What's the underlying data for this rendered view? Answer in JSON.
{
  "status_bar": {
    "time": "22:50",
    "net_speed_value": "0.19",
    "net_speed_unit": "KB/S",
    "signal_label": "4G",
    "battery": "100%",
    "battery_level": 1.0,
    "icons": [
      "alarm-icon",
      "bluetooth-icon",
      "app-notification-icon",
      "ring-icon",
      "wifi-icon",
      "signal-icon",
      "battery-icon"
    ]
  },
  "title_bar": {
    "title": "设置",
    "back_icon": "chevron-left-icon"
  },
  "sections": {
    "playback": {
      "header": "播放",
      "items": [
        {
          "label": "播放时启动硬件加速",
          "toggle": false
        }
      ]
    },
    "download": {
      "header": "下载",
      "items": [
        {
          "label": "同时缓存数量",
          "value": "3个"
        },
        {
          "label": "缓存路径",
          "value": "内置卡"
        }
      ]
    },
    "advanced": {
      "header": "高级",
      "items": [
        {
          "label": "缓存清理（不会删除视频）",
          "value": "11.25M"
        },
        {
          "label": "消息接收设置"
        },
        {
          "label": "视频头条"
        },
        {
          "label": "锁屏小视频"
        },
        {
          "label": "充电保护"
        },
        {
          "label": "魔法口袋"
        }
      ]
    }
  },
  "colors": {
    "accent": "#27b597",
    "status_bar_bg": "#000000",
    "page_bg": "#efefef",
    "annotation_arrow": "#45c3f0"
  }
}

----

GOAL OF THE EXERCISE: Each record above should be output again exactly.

EXPECTED OUTPUT:
What's the underlying data for this rendered view? Answer in JSON.
{
  "status_bar": {
    "time": "22:50",
    "net_speed_value": "0.19",
    "net_speed_unit": "KB/S",
    "signal_label": "4G",
    "battery": "100%",
    "battery_level": 1.0,
    "icons": [
      "alarm-icon",
      "bluetooth-icon",
      "app-notification-icon",
      "ring-icon",
      "wifi-icon",
      "signal-icon",
      "battery-icon"
    ]
  },
  "title_bar": {
    "title": "设置",
    "back_icon": "chevron-left-icon"
  },
  "sections": {
    "playback": {
      "header": "播放",
      "items": [
        {
          "label": "播放时启动硬件加速",
          "toggle": false
        }
      ]
    },
    "download": {
      "header": "下载",
      "items": [
        {
          "label": "同时缓存数量",
          "value": "3个"
        },
        {
          "label": "缓存路径",
          "value": "内置卡"
        }
      ]
    },
    "advanced": {
      "header": "高级",
      "items": [
        {
          "label": "缓存清理（不会删除视频）",
          "value": "11.25M"
        },
        {
          "label": "消息接收设置"
        },
        {
          "label": "视频头条"
        },
        {
          "label": "锁屏小视频"
        },
        {
          "label": "充电保护"
        },
        {
          "label": "魔法口袋"
        }
      ]
    }
  },
  "colors": {
    "accent": "#27b597",
    "status_bar_bg": "#000000",
    "page_bg": "#efefef",
    "annotation_arrow": "#45c3f0"
  }
}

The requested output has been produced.